The Chili Project
An International project to survey the pollinators of chili plants.
About this lesson
We are interested in learning what insects are pollinating the flowers of chili plants. Participants in this project will photograph pollinators seen at flowers on chili plants so that scientists can finally identify what insects are coming to the flowers.
Help us as we piece together what helps bring our food from farm to table.
It’s impossible to think of Indian cuisine without thinking of chilies. They’re such a fundamental part of all Indian dishes that it’s hard to imagine they aren’t originally from India at all. Columbus and other spice traders first brought them over to Asia and the Indian subcontinent from Central America in the 15th century.
Chilies are important spice in India and they play a major role in our everyday lives. While we know quite a lot about different varieties of chilies, their diseases, their production type and how hot they are, we know little on their adaptation in India, who pollinates their flowers to transform into fruits like those spicy green, red, yellow or purple chilies. Moreover, what insects pollinate them in the home gardens of urban, suburban and rural areas in different regions of the Indian subcontinent?
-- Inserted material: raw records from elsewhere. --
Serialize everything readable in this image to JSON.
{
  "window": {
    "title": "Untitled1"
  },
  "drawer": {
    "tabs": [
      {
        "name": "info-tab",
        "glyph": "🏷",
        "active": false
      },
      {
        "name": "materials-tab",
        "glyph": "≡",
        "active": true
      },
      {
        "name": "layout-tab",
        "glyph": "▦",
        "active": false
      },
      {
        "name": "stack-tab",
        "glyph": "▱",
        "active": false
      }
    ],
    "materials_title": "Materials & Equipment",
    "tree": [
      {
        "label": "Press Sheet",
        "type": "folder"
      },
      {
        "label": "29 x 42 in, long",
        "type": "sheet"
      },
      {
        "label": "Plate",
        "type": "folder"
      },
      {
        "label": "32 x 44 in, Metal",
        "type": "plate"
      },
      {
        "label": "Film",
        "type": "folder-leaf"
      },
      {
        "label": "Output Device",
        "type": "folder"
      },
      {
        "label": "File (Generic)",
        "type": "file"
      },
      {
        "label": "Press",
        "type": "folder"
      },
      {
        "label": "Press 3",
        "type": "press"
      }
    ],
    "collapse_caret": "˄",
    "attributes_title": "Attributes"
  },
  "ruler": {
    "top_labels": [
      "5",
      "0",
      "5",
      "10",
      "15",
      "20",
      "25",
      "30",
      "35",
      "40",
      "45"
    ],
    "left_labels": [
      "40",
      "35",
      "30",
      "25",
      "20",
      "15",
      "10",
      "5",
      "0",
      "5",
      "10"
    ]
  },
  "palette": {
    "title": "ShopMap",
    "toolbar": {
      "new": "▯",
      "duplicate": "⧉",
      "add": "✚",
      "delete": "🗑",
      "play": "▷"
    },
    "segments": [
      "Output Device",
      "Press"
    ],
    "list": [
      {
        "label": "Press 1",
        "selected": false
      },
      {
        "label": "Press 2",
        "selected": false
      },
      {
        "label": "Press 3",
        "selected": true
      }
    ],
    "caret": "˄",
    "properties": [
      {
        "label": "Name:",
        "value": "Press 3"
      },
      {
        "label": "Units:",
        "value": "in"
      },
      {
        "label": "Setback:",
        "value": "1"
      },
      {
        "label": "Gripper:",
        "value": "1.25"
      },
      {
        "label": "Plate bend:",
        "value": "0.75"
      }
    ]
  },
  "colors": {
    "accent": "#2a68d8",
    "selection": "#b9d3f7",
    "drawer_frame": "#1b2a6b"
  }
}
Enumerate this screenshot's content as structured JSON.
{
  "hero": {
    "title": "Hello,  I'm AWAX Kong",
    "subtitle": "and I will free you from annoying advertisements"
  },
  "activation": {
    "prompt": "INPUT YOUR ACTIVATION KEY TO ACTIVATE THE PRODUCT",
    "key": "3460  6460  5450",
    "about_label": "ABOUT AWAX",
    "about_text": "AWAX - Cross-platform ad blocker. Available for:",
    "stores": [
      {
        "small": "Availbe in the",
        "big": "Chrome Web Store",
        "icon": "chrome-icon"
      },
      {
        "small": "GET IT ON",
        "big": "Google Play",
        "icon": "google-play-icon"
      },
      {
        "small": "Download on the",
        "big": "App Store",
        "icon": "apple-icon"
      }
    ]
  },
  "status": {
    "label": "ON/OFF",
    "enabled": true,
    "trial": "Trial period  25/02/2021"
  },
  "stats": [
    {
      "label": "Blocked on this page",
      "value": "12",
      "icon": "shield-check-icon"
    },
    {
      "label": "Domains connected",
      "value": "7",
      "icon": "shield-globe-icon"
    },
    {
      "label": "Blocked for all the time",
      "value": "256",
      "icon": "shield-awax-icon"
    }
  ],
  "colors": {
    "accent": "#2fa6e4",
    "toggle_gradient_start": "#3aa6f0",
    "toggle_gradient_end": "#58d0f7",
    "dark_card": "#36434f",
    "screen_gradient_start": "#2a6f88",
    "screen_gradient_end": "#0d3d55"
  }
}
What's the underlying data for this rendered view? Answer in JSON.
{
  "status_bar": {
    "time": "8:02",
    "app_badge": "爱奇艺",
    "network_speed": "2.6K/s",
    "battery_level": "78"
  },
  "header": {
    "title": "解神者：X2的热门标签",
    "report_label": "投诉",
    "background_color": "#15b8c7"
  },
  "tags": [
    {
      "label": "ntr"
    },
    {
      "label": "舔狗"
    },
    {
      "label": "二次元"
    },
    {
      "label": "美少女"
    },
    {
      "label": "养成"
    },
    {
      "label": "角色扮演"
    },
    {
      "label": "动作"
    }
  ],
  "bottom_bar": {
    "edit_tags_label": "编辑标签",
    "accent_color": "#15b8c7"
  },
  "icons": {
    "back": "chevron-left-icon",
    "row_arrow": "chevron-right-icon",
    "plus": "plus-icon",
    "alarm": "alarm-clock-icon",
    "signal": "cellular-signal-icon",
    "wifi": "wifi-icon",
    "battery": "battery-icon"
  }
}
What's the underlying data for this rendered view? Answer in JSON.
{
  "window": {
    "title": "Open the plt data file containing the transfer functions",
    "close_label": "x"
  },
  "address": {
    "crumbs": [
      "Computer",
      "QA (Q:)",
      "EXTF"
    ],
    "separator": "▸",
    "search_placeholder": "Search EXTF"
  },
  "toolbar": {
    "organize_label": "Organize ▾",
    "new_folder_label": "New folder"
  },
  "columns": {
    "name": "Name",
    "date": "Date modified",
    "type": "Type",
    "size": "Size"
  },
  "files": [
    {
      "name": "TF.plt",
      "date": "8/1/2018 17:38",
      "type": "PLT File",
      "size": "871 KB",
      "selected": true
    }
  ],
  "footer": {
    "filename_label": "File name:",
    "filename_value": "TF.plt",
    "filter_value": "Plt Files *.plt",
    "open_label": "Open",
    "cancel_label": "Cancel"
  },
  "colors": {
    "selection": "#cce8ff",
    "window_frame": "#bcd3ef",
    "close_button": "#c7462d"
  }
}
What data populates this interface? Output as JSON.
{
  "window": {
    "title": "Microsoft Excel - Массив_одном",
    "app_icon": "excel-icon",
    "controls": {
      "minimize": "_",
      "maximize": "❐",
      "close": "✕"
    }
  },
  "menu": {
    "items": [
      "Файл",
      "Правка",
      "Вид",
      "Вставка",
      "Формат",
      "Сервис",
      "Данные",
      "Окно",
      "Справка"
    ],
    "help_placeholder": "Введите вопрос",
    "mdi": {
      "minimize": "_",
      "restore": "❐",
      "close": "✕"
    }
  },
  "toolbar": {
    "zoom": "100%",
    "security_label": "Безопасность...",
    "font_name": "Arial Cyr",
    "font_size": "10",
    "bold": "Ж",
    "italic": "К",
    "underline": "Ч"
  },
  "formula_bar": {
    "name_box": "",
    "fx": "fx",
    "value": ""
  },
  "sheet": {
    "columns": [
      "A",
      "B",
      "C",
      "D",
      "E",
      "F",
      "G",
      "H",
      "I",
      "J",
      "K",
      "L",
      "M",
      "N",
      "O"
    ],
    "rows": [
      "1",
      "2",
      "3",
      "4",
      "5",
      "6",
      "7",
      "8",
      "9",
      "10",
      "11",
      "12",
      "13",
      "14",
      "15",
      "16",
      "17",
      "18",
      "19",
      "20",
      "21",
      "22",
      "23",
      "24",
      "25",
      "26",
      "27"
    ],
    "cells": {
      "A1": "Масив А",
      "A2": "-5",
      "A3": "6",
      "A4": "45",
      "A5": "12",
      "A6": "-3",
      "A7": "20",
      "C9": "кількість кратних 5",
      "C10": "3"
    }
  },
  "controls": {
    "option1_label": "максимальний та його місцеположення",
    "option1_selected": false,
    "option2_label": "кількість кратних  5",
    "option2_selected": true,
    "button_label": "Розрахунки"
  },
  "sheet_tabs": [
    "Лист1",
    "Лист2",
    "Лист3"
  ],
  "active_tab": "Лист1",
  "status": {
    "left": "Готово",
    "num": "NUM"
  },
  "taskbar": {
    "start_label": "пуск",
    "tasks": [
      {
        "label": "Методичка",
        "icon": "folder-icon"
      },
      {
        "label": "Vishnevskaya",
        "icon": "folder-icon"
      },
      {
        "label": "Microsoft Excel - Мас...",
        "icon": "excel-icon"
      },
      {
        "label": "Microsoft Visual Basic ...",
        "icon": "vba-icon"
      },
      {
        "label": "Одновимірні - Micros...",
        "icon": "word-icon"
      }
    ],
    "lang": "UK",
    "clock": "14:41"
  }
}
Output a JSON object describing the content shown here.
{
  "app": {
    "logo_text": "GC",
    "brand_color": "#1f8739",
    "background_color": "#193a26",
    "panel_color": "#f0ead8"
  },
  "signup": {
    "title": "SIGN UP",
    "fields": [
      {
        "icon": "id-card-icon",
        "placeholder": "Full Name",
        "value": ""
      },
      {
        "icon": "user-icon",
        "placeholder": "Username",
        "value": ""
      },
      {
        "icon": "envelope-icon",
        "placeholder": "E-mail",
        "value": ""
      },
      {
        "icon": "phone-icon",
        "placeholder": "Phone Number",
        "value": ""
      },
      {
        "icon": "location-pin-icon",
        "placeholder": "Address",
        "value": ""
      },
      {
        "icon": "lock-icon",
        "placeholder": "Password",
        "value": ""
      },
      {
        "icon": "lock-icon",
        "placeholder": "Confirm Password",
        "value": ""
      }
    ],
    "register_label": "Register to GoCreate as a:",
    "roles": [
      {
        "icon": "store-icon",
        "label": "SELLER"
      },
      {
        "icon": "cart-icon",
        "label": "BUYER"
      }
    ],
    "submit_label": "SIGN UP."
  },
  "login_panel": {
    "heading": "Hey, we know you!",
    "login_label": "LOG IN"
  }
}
This is where the Chili Project comes in. We are interested in learning about how the insects carry pollen from one small white flower to the other flower. Participants in this project will learn about bees, butterflies and other insects that come to the flowers. They will learn about different stages lifecycle of plants and how do the plants grow, and will be able to connect with natural world within the their homes and local area. Participants will also learn about where their foods come from. This project will help the scientists learn and understand interactions between insects and chili plants in various part of the subcontinent which otherwise would be difficult to study by one or a few scientists.
How to Collect Data
- Sign up for the Chili Project on iNaturalist
- Plant Chili Peppers (or find an existing plant)
- Photograph pollinators and record on iNaturalist page
- Paper for data recording
- Smart phone and access to internet
About the Scientist
Dr. Kaberi Kar Gupta is an ecologist trained in wildlife biology from the Wildlife Institute of India, and in Anthropology from Arizona State University. She studied the Slender Loris in the wilder forests of Kalakad-Mundanthurai Tiger Reserve for about a decade for her Ph.D. thesis research. Her current research draws upon her training in multiple disciplines to study the ecology of cities and other places where people live alongside wildlife. She is currently a visiting scientist at the North Carolina Museum of Natural Sciences. Follow her on Twitter @lorises
Dr. Nina Sengupta is an ecologist. She lives in Auroville, India and works around the globe as an independent consultant integrating biodiversity conservation and development options – including access to water and renewable energy. Her work includes program/protocol development, forest, program or policy assessment, Safeguard Policy compliance, etc. She has worked in South / South-east Asia, Africa, Finland and the USA. She is passionate about food forest, food gardening and making life science active and participatory for all. She has published a coloring book for adults, the first in India, on Edible Weeds.
Next Generation Science Standards
Science and Engineering Practices
- Asking Questions and Defining Problems
- Planning and Carrying Out Investigations
- Analyzing and Interpreting Data
- Obtaining, Evaluating, and Communicating Information